Saline nose drops, like those that are used on little kids, are safe to use on a cat to clean the discharge that is dried around and in the nose. There’s a brand called Little Noses that’s available in the U.S. That I like. You can put it on a q-tip and try to remove the debris. Humidifying the air with a humidifier can help as well, or you can put the cat in the bathroom and run the shower enough to generate steam. Don’t use “real” nose drops like Neo-synephrine or anything else like that – cats quickly build up resistance to them.

A 3 oz can of food is an OK amount in 24 hours, but do try the techniques above to help your cat get more interested in food. You might also try some baby food – no garlic or onions in the ingredients – as cats usually really like the taste of it.

Q. My cat is sneezing and has a warm runny nose. What can I do for him. Can’t afford a vet right now
ANSWER : A. If the discharge is clear, this may be a mild self-limiting viral infection. Many cats have the herpes virus living dormant in the nerves around the face and head. In times of stress the immune system is suppressed and the virus replicates and makes the animal clinically sick.

You can stimulate his appetite by offering canned foods that you’ve warmed slightly in the microwave – this intensifies the smell and encourages them to eat. You can also flavor his water with a small amount of chicken broth or clam juice. Put him in the bathroom when you take a shower or run a humidifier to get some steam in the air and soothe his nasal passages. And you can use children’s saline nose drops – Little Noses is a brand I like – to clean dried debris from the nose.

If the discharge becomes cloudy, yellow, or green, I’m sorry but this indicates bacterial infection and he needs to see a vet.

Q. My cat has a runny nose along with runny eyes. Should I worry?
ANSWER : A. Runny noses and eyes are common disorders in cats, and are usually a sign of an underlying condition. The most common one being an Upper Respiratory Infection.

This condition, also known as “cat flu”, is seen most often in kittens. It is caused by one of several viruses or bacteria and common symptoms include a runny nose, runny eyes, sneezing, wheezing and congestion.

In some cases, the discharge may change color to greenish or yellow, indicating a secondary infection. Cats that are in high stress environments or in contact with other cats are most likely to get URIs.

At home, be sure to keep your cat eating and drinking to prevent dehydration. You can also use a warm washcloth to remove any debris from the eyes or nose that is making seeing or breathing difficult.

Finally, keep in mind that if the symptoms continue for more than a day or two, the discharge becomes green or yellow, or your cat appears to be feverish or in distress, veterinary care should be sought without further delay.

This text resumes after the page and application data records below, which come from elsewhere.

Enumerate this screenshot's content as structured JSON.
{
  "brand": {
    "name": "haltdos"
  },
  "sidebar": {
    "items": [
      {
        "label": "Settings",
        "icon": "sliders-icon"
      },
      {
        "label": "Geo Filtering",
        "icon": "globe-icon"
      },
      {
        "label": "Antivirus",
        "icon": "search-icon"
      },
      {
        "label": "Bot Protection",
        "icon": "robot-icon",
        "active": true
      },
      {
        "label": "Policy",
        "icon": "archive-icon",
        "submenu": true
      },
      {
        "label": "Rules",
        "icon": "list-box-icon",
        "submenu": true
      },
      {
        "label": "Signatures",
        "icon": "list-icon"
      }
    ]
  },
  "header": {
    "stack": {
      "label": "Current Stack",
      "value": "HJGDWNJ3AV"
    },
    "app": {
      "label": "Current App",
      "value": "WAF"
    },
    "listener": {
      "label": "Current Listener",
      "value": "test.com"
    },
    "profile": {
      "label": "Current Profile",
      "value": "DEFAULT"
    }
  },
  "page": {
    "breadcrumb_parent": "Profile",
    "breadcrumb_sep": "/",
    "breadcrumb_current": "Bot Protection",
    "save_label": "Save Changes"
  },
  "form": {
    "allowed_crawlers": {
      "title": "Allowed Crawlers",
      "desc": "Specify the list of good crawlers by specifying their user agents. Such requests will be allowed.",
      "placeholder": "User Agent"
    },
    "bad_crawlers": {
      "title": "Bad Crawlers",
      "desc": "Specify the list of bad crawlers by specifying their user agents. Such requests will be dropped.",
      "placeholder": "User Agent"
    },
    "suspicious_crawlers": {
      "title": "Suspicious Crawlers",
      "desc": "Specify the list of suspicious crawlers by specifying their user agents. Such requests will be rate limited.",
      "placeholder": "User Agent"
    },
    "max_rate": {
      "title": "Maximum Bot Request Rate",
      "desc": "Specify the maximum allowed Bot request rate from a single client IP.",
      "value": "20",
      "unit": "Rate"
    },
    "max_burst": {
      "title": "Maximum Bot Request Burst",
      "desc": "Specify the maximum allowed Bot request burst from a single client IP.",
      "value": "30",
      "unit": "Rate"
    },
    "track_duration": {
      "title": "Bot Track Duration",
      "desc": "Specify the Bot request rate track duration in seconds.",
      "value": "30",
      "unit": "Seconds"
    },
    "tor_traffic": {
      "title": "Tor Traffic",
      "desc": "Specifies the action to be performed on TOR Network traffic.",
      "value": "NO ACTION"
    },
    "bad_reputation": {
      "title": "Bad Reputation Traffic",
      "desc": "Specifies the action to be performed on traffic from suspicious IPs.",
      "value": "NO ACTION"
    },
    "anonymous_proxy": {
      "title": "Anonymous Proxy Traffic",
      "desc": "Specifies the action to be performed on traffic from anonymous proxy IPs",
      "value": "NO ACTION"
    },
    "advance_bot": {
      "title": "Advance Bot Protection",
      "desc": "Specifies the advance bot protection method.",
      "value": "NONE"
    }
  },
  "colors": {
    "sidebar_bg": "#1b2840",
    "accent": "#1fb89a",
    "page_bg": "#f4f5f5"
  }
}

Q. Our 8 year old Chocolate Lab started sneezing. Violent sneezing; 8 – 15 sneezes. No mucus, no phlegm, she rubs one side of her head & eye is red.
ANSWER : A. Dogs can definitely get allergies to things in the air, so the sneezing, itchiness and red eye could be caused by that. They can also “snork” stuff up their noses – I’ve seen dogs do it with kibble, believe it or not – that then get stuck above the soft palate and cause violent sneezing attacks. Plant material can get inhaled and stuck as well.

Dogs can also get chronic rhinitis (inflammation of the nasal passages) due to infectious (viruses, bacteria, even parasites) causes or immune-mediated causes. Your vet should be able to tell you more after an exam and some testing. She may benefit from anti-histamines or other drugs, but it’s important to figure out the cause so that appropriate treatment can be determined.